About 160 people spilled out of the Hazelwood North hall to hear Chunxing Corporation’s plans for a Used Lead Acid Battery recycling plant on Fourth Road.
At times tensions ran high as people raised a diversity of opinions over the project with concerns over potential lead emissions, pollution controls, health outcomes and jobs.
Attendees included project opponents members of the Hazelwood North Action Group, local community groups, as well as local councillors and people in favour of the plant.
A couple of community members questioned the company’s social licence to establish the plant in Hazelwood North, given the amount of community opposition.
“I think it’s overwhelming by the amount of people here that the company is not welcome,” one person said.
Environmental consultant Geoff Latimer ran through a series of responses to concerns by the action group, as well as giving a general outline of the project.
“I’d like these sorts of discussions people have to be a little less emotional but I also understand there will be those who don’t want it,” Mr Latimer said.
“I ask people to assess the facts and evidence, and if from there they are not comfortable they are within their right to express this through the EPA process.”
Mr Latimer rejected what he called “claims” made by the action group over lead poisoning, the style of technology being proposed and buffer zones.
“I’ve said throughout this that emissions will be low, I’d like to say that emissions will be zero, but science doesn’t work in zeros, there are always numbers,” he said.
“It’s my job to make sense of these numbers and compare them to health-based standards.”
Mr Latimer reiterated emissions would be well below EPA exemptions levels, and lead levels would be 17-times less than at another ULAB plant in Wagga Wagga which had been given recent regulatory approvals to expand.
Chunxing Corporation chief executive Lakshman Jayaweera was also at the meeting said the company was committed to ongoing consultation, including the potential to establish a community committee to work alongside the company to monitor and guide operations.
Voices of the Valley convenor Wendy Farmer was at the forum and acknowledged the diversity of views being represented, but said she was “sitting on the fence”.

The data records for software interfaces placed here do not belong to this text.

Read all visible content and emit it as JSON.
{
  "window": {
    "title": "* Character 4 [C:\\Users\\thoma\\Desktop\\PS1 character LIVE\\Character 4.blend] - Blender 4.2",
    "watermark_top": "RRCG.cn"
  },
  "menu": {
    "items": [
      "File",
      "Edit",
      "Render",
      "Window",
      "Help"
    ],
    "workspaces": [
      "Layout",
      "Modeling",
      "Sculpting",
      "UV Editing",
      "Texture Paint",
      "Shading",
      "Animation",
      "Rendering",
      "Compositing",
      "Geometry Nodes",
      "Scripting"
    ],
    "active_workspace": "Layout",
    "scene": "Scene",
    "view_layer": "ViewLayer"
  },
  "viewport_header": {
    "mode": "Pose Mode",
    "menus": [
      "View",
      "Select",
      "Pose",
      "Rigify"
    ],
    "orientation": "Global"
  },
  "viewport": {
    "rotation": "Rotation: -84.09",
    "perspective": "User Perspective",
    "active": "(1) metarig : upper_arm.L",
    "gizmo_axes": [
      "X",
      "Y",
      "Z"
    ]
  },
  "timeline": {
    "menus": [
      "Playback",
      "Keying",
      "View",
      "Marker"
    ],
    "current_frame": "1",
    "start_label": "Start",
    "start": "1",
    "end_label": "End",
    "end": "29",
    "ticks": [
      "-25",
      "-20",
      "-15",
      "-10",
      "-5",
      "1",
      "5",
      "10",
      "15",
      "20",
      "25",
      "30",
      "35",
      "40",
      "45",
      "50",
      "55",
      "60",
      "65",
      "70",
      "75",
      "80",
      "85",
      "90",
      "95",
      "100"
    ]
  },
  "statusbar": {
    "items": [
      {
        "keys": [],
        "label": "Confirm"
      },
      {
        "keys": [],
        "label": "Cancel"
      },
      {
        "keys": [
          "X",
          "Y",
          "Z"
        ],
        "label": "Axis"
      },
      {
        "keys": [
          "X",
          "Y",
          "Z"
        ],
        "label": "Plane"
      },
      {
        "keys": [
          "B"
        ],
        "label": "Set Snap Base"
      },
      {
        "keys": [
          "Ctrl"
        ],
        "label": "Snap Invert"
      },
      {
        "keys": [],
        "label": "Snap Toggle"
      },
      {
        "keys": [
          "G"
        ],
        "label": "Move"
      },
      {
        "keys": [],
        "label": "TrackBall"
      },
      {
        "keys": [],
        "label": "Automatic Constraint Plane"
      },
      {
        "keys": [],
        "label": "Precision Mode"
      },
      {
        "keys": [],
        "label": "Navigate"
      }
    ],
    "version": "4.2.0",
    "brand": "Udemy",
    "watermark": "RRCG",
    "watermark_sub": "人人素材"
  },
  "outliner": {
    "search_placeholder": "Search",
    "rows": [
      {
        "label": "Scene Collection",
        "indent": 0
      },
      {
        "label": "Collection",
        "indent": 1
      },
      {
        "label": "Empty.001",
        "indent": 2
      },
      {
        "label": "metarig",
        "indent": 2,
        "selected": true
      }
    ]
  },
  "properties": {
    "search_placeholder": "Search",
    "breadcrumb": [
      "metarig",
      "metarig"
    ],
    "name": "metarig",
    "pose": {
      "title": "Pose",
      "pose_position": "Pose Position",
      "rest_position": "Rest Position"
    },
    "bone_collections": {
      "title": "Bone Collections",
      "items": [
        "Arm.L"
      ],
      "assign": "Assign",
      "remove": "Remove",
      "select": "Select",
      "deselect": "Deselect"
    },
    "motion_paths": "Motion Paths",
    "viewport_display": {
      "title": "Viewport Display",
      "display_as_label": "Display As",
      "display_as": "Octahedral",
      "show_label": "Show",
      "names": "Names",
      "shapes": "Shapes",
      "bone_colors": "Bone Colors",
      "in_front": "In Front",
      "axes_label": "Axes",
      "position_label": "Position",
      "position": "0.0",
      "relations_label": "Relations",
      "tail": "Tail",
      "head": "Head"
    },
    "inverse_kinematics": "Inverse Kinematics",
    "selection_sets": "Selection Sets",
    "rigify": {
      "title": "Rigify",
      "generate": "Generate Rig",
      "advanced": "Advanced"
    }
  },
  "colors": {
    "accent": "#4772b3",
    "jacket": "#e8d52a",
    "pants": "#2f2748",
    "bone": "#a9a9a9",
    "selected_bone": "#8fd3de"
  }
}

“I still need more information, there are still concerns with what I’ve seen and heard,” Ms Farmer said.
“We need more information about the scientific evidence. It may be mow emissions, but how do these emissions sit with the emissions already being produced in the Latrobe Valley?”